[[ TASK INPUT, beginning ]]
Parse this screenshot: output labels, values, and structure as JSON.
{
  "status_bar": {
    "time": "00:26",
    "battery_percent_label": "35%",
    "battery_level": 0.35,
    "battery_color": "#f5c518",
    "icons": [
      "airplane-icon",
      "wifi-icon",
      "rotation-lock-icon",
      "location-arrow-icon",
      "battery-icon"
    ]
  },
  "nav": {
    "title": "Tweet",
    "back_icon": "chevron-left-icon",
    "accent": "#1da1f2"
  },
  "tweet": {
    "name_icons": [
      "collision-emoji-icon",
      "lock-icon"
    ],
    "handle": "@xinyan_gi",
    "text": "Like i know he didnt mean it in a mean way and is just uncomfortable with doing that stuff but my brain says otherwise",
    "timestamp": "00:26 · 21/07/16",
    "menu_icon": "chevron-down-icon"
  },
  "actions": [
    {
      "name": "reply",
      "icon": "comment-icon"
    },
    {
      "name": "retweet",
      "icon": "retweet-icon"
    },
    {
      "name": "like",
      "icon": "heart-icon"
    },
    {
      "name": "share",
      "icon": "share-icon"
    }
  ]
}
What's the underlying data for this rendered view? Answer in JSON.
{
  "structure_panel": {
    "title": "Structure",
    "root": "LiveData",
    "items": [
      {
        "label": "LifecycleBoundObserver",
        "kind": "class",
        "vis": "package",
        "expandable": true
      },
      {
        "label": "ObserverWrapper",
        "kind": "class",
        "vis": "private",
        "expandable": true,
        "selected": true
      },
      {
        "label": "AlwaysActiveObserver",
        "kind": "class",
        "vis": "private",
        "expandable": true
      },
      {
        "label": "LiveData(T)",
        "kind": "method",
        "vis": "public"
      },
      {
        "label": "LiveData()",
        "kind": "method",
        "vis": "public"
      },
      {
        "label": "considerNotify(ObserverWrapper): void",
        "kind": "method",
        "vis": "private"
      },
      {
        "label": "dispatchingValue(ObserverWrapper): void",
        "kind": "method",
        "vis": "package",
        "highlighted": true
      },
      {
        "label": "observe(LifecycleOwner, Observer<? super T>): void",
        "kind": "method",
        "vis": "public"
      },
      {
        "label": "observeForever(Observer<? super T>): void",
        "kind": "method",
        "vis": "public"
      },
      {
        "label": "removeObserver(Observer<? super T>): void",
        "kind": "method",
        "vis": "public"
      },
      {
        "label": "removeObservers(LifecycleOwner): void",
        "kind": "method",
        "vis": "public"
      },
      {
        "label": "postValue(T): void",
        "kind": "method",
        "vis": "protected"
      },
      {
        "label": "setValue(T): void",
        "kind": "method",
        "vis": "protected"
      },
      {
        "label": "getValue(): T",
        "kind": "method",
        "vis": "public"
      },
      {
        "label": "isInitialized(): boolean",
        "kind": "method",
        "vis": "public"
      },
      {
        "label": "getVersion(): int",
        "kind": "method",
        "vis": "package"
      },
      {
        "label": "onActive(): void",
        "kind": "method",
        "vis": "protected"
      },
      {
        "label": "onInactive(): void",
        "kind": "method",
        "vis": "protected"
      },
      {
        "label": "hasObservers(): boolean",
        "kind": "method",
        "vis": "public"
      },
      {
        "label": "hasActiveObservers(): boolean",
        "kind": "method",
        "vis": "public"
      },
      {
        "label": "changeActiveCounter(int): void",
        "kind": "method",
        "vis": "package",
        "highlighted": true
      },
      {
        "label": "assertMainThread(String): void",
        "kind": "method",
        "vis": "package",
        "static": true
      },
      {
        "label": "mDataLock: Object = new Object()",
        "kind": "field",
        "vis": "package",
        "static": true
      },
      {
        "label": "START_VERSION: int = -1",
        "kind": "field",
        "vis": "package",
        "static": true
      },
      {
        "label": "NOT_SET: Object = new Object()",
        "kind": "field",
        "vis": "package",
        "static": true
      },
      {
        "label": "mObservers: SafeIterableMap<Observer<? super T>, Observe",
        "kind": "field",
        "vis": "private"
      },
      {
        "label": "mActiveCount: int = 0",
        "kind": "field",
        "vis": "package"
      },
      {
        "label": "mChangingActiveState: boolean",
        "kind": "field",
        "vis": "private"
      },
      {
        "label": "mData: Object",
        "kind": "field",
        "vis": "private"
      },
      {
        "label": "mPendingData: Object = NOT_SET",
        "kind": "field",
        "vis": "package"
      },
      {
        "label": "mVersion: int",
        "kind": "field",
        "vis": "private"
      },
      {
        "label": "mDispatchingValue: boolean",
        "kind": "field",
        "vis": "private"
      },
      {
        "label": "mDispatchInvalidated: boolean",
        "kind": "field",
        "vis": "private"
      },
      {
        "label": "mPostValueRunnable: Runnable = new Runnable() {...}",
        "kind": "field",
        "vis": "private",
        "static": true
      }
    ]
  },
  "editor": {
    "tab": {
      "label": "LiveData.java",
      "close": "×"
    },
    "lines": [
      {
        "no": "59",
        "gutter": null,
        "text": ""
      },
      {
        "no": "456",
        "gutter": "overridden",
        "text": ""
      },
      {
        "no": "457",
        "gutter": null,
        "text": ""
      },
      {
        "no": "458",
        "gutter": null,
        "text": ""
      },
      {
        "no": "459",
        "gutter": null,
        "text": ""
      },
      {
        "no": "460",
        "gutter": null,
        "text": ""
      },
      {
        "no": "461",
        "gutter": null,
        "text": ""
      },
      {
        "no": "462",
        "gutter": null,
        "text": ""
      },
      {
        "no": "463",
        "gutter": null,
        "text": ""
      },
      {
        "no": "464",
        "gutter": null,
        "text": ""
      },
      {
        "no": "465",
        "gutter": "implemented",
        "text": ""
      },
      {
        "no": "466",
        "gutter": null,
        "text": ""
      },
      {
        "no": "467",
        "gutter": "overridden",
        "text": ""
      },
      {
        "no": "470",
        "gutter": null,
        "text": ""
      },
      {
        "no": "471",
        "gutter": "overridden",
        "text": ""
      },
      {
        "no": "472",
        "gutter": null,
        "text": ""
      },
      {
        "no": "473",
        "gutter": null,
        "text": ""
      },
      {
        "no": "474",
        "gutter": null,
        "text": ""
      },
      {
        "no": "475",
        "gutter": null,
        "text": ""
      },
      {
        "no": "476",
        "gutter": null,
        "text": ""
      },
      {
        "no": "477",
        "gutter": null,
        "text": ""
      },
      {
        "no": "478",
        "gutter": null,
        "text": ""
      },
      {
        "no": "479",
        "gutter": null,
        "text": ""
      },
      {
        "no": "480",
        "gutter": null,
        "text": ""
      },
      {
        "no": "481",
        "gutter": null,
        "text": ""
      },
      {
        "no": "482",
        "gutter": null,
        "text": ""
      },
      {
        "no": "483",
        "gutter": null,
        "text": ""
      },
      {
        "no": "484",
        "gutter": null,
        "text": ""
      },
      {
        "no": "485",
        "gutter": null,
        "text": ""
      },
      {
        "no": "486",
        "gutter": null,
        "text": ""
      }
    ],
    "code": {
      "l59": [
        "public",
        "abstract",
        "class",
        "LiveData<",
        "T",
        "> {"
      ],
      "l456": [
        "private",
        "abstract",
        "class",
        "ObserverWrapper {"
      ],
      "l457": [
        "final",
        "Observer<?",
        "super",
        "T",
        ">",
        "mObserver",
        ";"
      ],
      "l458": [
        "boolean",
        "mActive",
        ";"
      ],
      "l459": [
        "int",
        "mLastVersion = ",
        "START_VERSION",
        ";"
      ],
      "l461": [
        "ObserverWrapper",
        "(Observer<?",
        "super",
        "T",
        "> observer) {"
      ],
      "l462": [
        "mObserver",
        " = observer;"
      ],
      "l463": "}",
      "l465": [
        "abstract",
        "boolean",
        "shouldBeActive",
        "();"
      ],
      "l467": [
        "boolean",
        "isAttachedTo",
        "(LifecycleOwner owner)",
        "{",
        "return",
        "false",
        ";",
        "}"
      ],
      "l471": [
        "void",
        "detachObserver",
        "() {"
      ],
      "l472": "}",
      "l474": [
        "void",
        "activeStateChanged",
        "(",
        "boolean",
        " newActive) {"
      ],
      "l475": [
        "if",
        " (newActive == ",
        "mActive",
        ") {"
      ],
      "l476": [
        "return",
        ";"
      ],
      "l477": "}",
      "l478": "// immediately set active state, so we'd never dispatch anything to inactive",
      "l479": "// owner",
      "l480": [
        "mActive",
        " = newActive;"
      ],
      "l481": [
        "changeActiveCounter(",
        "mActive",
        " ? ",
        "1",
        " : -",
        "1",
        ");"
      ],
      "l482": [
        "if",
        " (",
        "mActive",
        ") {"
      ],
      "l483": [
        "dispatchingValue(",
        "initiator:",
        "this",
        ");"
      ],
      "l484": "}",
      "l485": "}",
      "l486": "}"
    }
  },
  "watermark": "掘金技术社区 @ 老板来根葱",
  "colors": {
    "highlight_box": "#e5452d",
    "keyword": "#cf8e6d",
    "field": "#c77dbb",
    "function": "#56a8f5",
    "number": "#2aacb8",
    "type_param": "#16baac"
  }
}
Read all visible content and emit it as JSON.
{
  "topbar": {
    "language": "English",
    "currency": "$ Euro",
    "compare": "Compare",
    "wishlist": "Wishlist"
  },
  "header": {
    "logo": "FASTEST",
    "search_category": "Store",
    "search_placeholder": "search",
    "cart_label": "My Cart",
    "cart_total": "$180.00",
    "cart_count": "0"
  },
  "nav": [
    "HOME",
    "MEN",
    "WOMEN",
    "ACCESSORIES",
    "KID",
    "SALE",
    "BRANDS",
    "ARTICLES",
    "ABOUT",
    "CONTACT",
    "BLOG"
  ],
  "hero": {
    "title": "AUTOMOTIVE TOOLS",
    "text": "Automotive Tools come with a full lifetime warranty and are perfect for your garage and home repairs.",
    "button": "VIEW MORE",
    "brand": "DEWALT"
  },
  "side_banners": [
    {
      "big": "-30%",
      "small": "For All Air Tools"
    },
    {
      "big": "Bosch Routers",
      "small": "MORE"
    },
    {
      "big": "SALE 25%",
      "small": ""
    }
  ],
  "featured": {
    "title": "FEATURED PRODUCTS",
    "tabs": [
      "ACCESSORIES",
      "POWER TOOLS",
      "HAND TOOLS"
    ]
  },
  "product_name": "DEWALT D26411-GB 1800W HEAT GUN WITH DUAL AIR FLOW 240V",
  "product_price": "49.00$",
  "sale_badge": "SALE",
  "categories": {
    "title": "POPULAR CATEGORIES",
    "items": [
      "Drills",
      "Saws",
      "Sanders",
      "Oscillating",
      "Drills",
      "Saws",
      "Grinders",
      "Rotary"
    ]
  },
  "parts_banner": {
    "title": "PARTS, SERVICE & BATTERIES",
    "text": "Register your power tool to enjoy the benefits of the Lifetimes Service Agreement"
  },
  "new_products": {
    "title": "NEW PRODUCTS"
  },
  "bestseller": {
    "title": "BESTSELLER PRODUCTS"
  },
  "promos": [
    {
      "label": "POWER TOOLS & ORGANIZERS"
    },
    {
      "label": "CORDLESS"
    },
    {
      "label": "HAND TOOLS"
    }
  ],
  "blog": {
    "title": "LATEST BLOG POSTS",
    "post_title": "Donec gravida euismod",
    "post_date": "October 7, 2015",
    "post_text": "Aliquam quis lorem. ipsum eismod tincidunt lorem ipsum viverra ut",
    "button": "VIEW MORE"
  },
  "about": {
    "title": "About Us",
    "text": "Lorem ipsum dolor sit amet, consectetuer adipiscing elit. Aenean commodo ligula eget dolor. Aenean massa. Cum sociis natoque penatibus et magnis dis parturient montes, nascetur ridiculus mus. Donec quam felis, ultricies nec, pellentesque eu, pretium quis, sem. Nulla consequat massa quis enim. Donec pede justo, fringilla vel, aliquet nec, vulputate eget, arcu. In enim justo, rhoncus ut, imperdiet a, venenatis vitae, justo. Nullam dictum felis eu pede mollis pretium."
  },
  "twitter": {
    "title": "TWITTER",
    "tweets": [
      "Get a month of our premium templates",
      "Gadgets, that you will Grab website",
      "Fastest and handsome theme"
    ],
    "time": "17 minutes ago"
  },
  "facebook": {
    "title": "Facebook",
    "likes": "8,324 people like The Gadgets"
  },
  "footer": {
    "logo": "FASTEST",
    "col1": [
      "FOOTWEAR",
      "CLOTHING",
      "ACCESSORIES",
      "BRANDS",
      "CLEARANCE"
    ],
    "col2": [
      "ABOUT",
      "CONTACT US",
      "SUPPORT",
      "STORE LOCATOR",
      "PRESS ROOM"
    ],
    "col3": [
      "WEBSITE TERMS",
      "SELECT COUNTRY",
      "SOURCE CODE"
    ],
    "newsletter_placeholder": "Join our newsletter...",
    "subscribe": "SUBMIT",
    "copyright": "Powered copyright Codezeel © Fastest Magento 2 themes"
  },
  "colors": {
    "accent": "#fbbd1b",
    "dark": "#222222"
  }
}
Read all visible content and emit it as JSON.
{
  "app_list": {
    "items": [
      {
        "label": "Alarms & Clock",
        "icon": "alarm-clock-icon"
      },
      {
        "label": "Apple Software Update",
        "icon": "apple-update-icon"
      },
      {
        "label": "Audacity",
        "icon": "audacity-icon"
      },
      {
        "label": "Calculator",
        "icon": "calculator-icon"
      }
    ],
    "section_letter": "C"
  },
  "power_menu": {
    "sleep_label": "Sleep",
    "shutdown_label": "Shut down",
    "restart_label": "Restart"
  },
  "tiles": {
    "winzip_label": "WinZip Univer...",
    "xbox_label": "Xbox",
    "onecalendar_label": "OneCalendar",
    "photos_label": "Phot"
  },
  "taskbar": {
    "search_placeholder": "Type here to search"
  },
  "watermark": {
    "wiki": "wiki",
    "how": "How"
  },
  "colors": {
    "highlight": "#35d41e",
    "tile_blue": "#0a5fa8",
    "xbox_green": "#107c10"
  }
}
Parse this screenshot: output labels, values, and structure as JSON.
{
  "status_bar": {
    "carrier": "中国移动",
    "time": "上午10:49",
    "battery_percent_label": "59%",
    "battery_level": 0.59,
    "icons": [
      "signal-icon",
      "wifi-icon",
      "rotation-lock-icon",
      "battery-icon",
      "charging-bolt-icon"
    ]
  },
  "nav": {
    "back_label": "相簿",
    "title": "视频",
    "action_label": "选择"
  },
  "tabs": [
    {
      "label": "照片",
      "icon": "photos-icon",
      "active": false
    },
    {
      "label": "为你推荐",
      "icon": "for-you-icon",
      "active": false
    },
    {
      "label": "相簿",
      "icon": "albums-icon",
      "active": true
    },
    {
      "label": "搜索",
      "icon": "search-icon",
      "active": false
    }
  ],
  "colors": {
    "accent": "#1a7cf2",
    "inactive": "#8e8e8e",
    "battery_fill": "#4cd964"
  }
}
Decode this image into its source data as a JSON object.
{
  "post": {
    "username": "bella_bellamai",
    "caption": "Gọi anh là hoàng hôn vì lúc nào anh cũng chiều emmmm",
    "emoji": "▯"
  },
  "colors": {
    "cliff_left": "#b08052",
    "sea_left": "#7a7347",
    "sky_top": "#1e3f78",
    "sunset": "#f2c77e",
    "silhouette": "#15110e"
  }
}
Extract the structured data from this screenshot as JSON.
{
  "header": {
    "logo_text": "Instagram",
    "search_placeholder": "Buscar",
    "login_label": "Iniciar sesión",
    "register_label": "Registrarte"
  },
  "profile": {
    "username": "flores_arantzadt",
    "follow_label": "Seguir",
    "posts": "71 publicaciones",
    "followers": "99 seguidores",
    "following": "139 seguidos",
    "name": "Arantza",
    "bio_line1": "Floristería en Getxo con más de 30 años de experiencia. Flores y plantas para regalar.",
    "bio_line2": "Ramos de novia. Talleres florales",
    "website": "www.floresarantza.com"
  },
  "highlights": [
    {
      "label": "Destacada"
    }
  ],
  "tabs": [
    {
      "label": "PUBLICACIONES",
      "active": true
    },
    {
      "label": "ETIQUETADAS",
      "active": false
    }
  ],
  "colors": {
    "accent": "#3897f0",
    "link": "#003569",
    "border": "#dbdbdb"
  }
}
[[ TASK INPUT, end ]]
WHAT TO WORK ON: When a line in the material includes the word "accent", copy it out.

RESPONSE BOX:
    "accent": "#1da1f2"
    "accent": "#fbbd1b",
    "accent": "#1a7cf2",
    "accent": "#3897f0",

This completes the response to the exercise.